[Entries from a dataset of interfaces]
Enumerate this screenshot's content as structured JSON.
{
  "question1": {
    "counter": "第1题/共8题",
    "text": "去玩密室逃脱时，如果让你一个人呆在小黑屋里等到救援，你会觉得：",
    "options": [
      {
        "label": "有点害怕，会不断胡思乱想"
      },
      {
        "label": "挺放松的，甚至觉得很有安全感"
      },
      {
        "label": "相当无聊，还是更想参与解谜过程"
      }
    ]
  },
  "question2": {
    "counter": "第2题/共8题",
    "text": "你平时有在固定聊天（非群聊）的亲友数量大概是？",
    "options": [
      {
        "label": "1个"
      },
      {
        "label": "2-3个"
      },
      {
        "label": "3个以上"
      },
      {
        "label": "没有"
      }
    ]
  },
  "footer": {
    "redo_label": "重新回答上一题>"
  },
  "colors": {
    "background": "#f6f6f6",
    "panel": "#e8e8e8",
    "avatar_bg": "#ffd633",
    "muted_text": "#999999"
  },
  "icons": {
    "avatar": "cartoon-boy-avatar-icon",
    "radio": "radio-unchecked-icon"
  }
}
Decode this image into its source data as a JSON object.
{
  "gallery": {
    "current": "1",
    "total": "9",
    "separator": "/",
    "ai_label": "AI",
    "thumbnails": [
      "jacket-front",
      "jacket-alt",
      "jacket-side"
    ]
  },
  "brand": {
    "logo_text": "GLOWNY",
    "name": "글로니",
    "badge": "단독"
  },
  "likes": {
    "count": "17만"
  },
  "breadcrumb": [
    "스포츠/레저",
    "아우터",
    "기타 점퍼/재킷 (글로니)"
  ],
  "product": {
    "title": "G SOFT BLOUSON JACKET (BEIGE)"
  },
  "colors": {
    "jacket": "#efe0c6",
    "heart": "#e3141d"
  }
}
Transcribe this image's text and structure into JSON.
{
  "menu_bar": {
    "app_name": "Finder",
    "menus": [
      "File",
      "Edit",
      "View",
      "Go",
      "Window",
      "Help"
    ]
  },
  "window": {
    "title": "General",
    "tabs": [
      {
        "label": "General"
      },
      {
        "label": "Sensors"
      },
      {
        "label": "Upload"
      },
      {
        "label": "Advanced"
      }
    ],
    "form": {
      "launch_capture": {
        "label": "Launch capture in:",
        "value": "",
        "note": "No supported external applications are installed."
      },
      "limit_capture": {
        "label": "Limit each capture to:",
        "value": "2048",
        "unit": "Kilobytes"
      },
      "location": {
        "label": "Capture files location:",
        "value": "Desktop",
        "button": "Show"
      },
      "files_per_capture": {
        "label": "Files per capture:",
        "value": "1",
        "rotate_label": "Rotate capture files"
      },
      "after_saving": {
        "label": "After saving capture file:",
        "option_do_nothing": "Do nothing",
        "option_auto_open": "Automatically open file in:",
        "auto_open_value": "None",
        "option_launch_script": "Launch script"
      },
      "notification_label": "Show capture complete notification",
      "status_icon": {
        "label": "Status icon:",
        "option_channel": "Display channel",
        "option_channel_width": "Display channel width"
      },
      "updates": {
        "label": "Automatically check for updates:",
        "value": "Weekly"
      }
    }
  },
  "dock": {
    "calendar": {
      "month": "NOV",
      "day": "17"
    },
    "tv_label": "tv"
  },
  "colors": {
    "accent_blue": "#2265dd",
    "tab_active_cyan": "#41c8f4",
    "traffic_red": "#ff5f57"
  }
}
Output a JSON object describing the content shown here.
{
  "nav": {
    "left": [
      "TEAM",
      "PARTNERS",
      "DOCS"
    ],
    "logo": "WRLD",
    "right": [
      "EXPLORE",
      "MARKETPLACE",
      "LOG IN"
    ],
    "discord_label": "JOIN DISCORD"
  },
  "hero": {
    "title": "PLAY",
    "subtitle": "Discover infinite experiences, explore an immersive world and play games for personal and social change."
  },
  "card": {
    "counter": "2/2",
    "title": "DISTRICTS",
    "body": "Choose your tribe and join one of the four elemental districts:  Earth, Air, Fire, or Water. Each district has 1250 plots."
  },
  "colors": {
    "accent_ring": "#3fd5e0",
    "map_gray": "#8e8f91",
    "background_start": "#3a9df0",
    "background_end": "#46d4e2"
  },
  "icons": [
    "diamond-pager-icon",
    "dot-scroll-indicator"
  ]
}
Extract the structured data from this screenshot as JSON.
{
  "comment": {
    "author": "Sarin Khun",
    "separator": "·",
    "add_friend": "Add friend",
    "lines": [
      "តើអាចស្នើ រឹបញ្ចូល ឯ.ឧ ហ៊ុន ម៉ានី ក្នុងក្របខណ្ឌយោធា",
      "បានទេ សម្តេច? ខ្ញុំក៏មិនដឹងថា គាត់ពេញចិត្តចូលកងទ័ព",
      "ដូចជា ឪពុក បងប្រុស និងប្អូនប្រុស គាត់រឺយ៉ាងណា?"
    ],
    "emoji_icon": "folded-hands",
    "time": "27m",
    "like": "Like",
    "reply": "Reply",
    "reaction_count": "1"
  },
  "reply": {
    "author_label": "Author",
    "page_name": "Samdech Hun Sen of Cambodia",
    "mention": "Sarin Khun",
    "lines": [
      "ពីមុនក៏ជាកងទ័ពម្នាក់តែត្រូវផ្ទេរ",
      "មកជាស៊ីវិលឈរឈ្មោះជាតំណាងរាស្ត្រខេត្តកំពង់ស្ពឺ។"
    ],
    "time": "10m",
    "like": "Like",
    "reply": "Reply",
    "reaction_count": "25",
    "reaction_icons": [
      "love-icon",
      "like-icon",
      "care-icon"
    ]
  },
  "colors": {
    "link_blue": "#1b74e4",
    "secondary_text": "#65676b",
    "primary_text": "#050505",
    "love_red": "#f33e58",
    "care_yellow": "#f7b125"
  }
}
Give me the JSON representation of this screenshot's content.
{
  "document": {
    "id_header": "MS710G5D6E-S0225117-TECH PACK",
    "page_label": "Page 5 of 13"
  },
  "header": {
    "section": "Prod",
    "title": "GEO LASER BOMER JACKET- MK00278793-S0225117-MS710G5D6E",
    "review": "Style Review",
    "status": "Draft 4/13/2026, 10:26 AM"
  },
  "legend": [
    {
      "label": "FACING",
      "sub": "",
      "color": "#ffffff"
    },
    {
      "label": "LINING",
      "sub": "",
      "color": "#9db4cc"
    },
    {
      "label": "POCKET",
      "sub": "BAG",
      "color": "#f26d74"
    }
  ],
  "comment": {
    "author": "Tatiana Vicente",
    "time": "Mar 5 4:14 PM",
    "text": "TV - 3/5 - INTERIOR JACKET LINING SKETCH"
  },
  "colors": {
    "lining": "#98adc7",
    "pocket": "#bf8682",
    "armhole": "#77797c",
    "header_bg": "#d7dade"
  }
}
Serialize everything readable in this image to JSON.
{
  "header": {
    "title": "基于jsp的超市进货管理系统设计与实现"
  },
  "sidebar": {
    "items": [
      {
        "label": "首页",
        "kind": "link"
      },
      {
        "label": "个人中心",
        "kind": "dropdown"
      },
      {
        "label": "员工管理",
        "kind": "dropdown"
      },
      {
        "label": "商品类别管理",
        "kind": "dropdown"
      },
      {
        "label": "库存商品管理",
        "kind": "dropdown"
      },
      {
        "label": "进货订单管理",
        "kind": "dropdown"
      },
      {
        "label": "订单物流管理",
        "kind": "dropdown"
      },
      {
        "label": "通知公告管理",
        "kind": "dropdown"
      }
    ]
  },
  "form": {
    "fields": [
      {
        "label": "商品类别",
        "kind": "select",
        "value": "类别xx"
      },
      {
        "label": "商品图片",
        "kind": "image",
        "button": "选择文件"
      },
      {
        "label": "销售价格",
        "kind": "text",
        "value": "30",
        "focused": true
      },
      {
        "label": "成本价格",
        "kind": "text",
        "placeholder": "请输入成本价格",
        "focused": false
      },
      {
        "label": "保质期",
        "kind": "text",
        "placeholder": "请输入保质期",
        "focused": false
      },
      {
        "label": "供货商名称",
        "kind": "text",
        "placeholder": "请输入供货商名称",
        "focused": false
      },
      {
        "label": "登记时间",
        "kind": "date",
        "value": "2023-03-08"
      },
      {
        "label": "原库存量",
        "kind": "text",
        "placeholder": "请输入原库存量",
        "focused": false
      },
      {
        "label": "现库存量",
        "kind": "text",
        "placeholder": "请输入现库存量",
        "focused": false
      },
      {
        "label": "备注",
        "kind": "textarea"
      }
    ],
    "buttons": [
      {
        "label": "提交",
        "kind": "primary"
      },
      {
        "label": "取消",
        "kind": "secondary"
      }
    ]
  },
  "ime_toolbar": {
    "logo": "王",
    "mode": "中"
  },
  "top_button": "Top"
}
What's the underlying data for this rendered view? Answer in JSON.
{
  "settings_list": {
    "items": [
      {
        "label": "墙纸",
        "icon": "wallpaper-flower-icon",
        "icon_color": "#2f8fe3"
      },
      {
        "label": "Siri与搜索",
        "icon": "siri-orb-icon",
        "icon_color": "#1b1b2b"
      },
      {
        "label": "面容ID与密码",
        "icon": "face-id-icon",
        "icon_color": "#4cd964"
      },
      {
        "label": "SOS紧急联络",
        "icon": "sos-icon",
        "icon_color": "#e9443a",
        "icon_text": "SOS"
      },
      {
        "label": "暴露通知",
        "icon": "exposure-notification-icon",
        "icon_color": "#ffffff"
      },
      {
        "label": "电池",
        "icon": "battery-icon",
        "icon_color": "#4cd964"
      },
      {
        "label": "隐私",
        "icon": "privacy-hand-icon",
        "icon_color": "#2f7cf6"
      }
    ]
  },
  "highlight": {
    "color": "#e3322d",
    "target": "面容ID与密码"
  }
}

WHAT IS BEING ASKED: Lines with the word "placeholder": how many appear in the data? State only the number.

EXERCISE SOLUTION: 5